◆ Exercise details
Your task is to gather the lines below that hold the string "hours".

◆ Dataset records
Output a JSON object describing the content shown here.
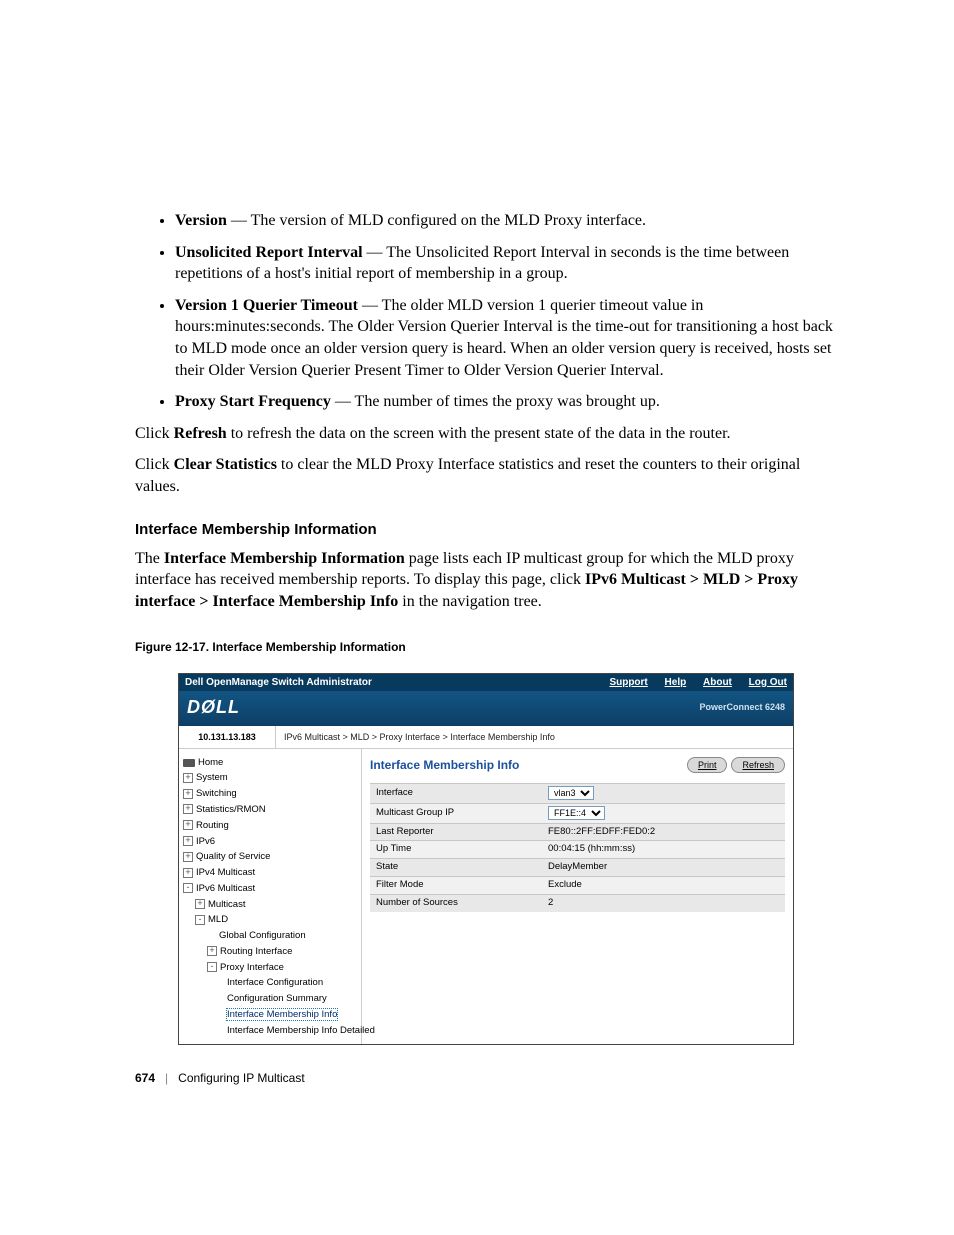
{
  "bullets": [
    {
      "term": "Version",
      "desc": " — The version of MLD configured on the MLD Proxy interface."
    },
    {
      "term": "Unsolicited Report Interval",
      "desc": " — The Unsolicited Report Interval in seconds is the time between repetitions of a host's initial report of membership in a group."
    },
    {
      "term": "Version 1 Querier Timeout",
      "desc": " — The older MLD version 1 querier timeout value in hours:minutes:seconds. The Older Version Querier Interval is the time-out for transitioning a host back to MLD mode once an older version query is heard. When an older version query is received, hosts set their Older Version Querier Present Timer to Older Version Querier Interval."
    },
    {
      "term": "Proxy Start Frequency",
      "desc": " — The number of times the proxy was brought up."
    }
  ],
  "click_refresh_pre": "Click ",
  "click_refresh_bold": "Refresh",
  "click_refresh_post": " to refresh the data on the screen with the present state of the data in the router.",
  "click_clear_pre": "Click ",
  "click_clear_bold": "Clear Statistics",
  "click_clear_post": " to clear the MLD Proxy Interface statistics and reset the counters to their original values.",
  "section_heading": "Interface Membership Information",
  "section_para_pre": "The ",
  "section_para_bold1": "Interface Membership Information",
  "section_para_mid": " page lists each IP multicast group for which the MLD proxy interface has received membership reports. To display this page, click ",
  "section_para_bold2": "IPv6 Multicast > MLD > Proxy interface > Interface Membership Info",
  "section_para_post": " in the navigation tree.",
  "figure_caption": "Figure 12-17.    Interface Membership Information",
  "shot": {
    "titlebar": "Dell OpenManage Switch Administrator",
    "links": {
      "support": "Support",
      "help": "Help",
      "about": "About",
      "logout": "Log Out"
    },
    "logo": "DØLL",
    "model": "PowerConnect 6248",
    "ip": "10.131.13.183",
    "breadcrumb": "IPv6 Multicast > MLD > Proxy Interface > Interface Membership Info",
    "tree": {
      "home": "Home",
      "system": "System",
      "switching": "Switching",
      "stats": "Statistics/RMON",
      "routing": "Routing",
      "ipv6": "IPv6",
      "qos": "Quality of Service",
      "ipv4m": "IPv4 Multicast",
      "ipv6m": "IPv6 Multicast",
      "multicast": "Multicast",
      "mld": "MLD",
      "global": "Global Configuration",
      "routingif": "Routing Interface",
      "proxy": "Proxy Interface",
      "ifcfg": "Interface Configuration",
      "cfgsum": "Configuration Summary",
      "imi": "Interface Membership Info",
      "imid": "Interface Membership Info Detailed"
    },
    "panel": {
      "title": "Interface Membership Info",
      "print": "Print",
      "refresh": "Refresh",
      "rows": {
        "r1l": "Interface",
        "r1v": "vlan3",
        "r2l": "Multicast Group IP",
        "r2v": "FF1E::4",
        "r3l": "Last Reporter",
        "r3v": "FE80::2FF:EDFF:FED0:2",
        "r4l": "Up Time",
        "r4v": "00:04:15  (hh:mm:ss)",
        "r5l": "State",
        "r5v": "DelayMember",
        "r6l": "Filter Mode",
        "r6v": "Exclude",
        "r7l": "Number of Sources",
        "r7v": "2"
      }
    }
  },
  "footer": {
    "page": "674",
    "chapter": "Configuring IP Multicast"
  }
}
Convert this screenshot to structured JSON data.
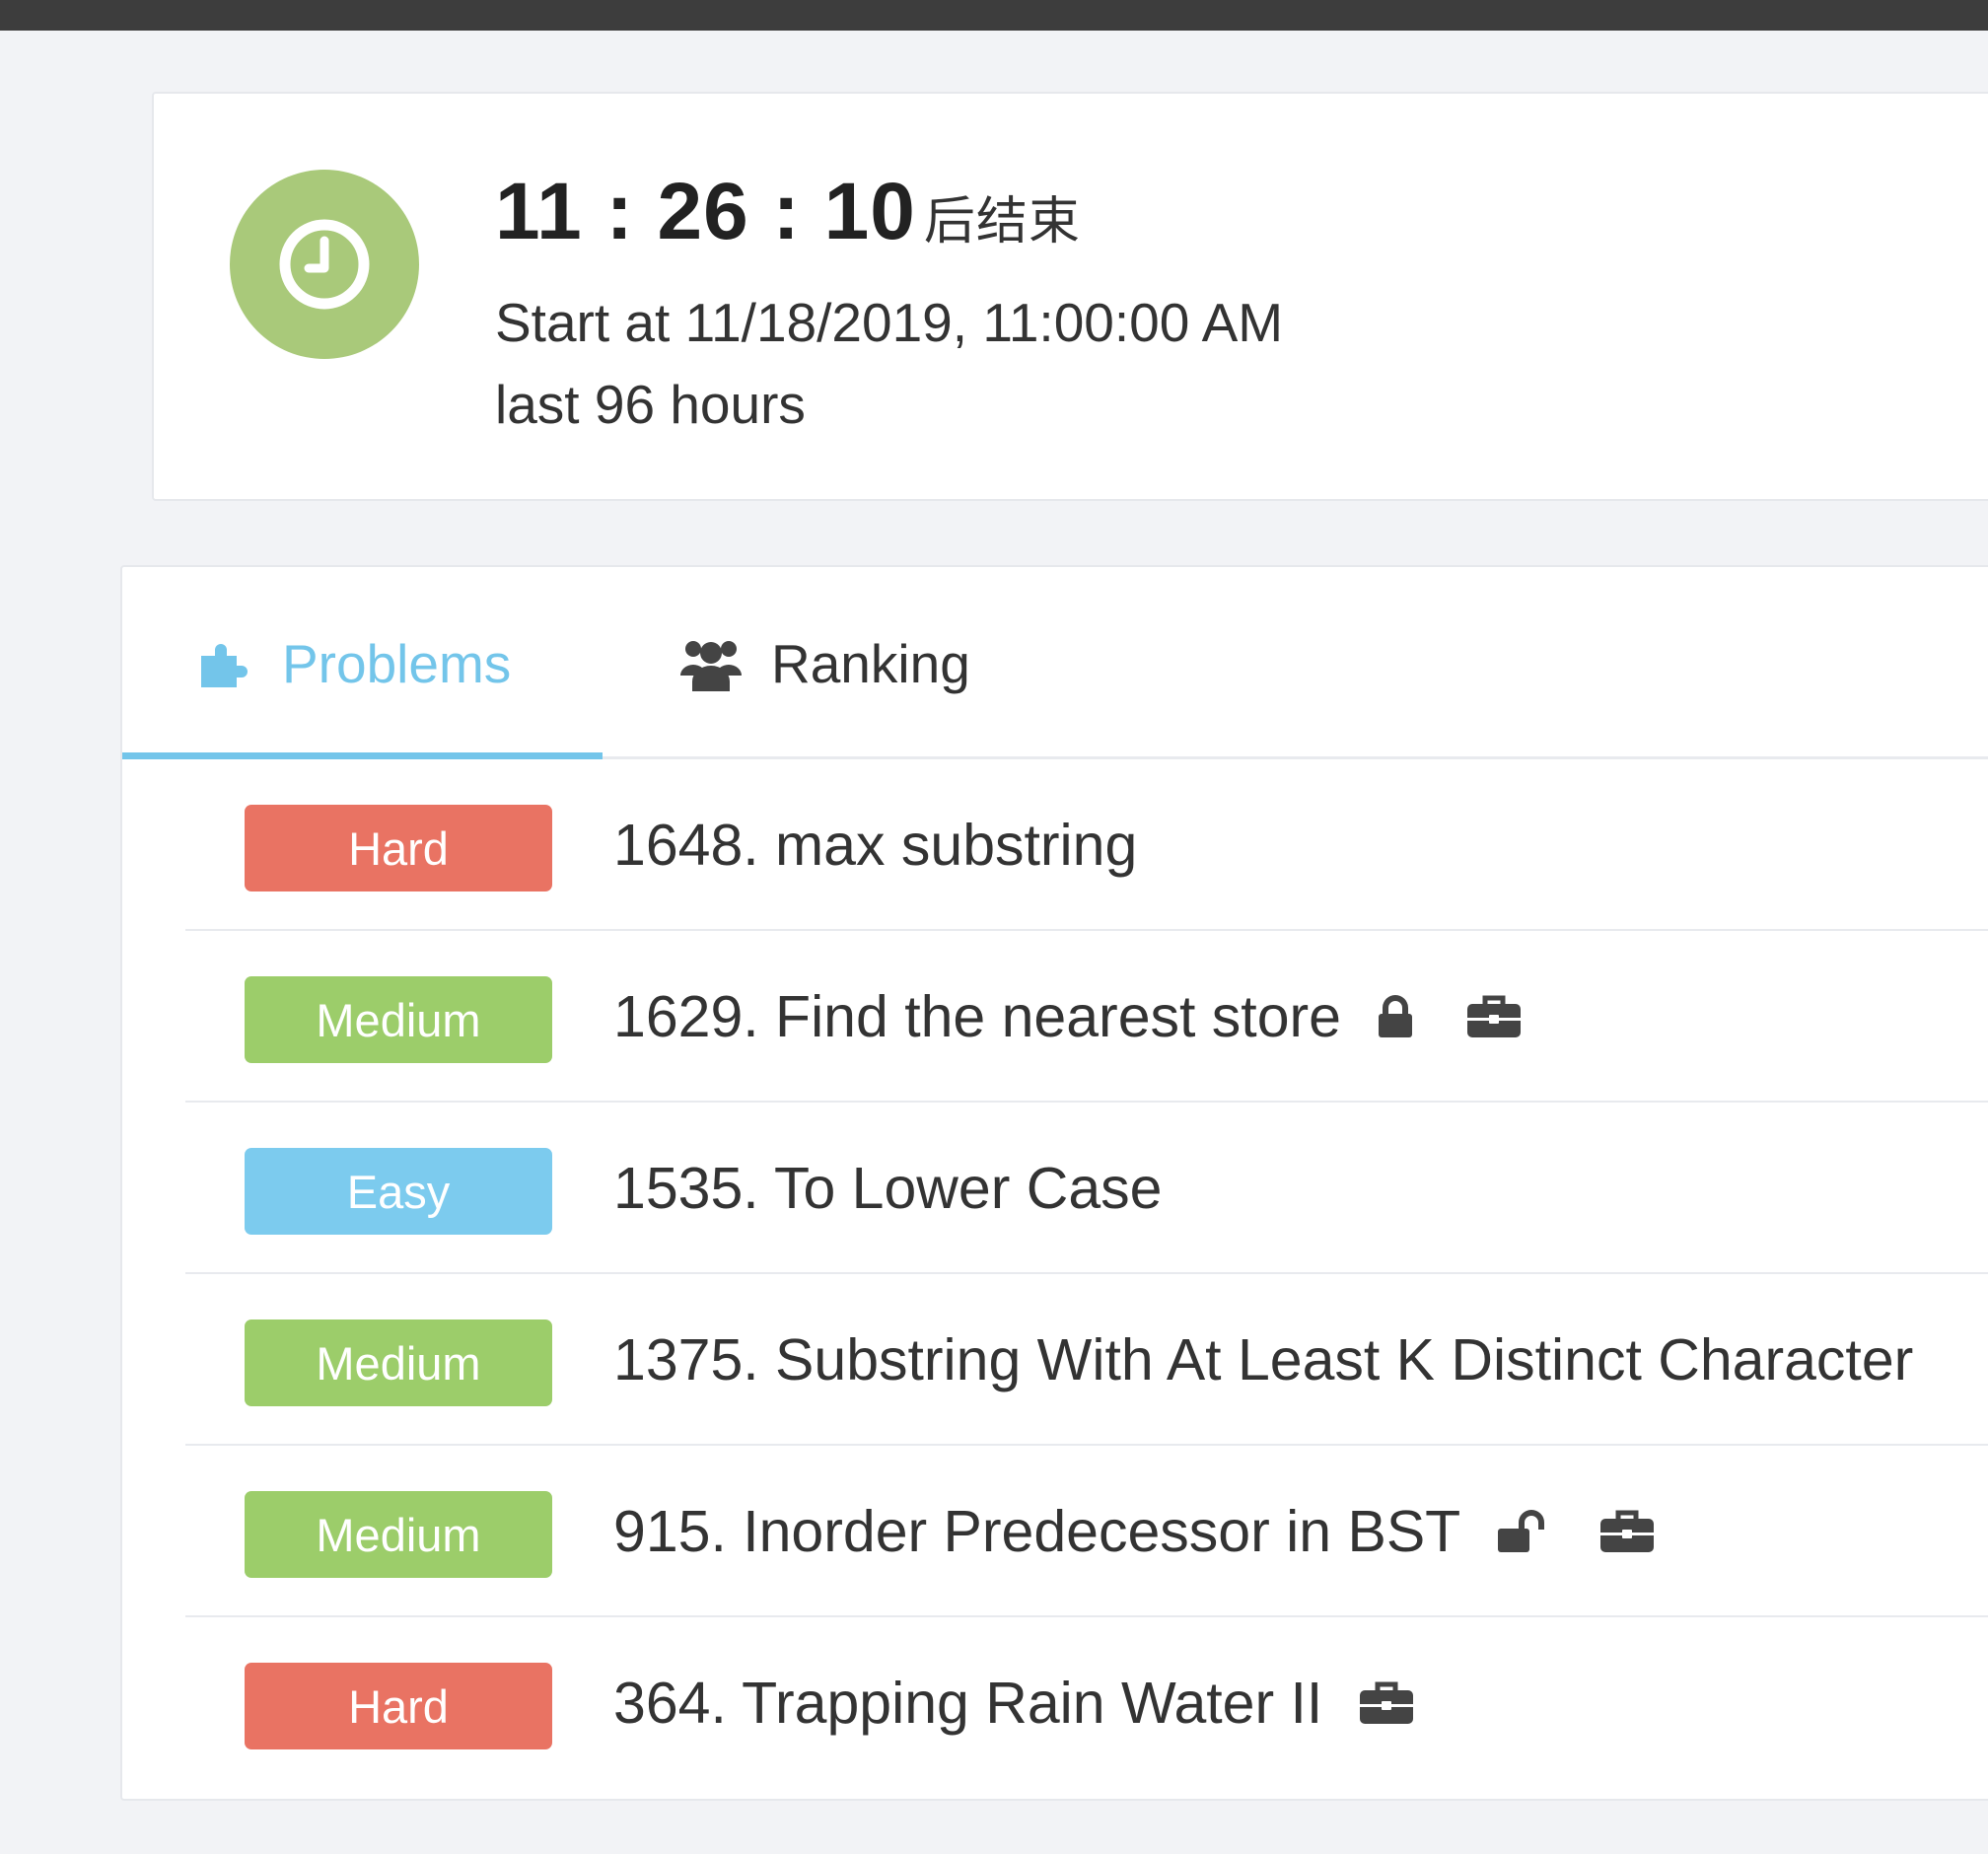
{
  "timer": {
    "countdown": "11 : 26 : 10",
    "suffix": "后结束",
    "start_at": "Start at 11/18/2019, 11:00:00 AM",
    "duration": "last 96 hours"
  },
  "tabs": [
    {
      "label": "Problems",
      "icon": "puzzle-icon",
      "active": true
    },
    {
      "label": "Ranking",
      "icon": "users-icon",
      "active": false
    }
  ],
  "problems": [
    {
      "difficulty": "Hard",
      "title": "1648. max substring",
      "icons": []
    },
    {
      "difficulty": "Medium",
      "title": "1629. Find the nearest store",
      "icons": [
        "lock-icon",
        "briefcase-icon"
      ]
    },
    {
      "difficulty": "Easy",
      "title": "1535. To Lower Case",
      "icons": []
    },
    {
      "difficulty": "Medium",
      "title": "1375. Substring With At Least K Distinct Character",
      "icons": []
    },
    {
      "difficulty": "Medium",
      "title": "915. Inorder Predecessor in BST",
      "icons": [
        "unlock-icon",
        "briefcase-icon"
      ]
    },
    {
      "difficulty": "Hard",
      "title": "364. Trapping Rain Water II",
      "icons": [
        "briefcase-icon"
      ]
    }
  ],
  "colors": {
    "Hard": "#e97363",
    "Medium": "#9ccd6a",
    "Easy": "#7ccbee",
    "accent": "#73c5ea",
    "clock": "#a9c97a"
  }
}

◆ Task solution
      "desc": " — The older MLD version 1 querier timeout value in hours:minutes:seconds. The Older Version Querier Interval is the time-out for transitioning a host back to MLD mode once an older version query is heard. When an older version query is received, hosts set their Older Version Querier Present Timer to Older Version Querier Interval."
    "duration": "last 96 hours"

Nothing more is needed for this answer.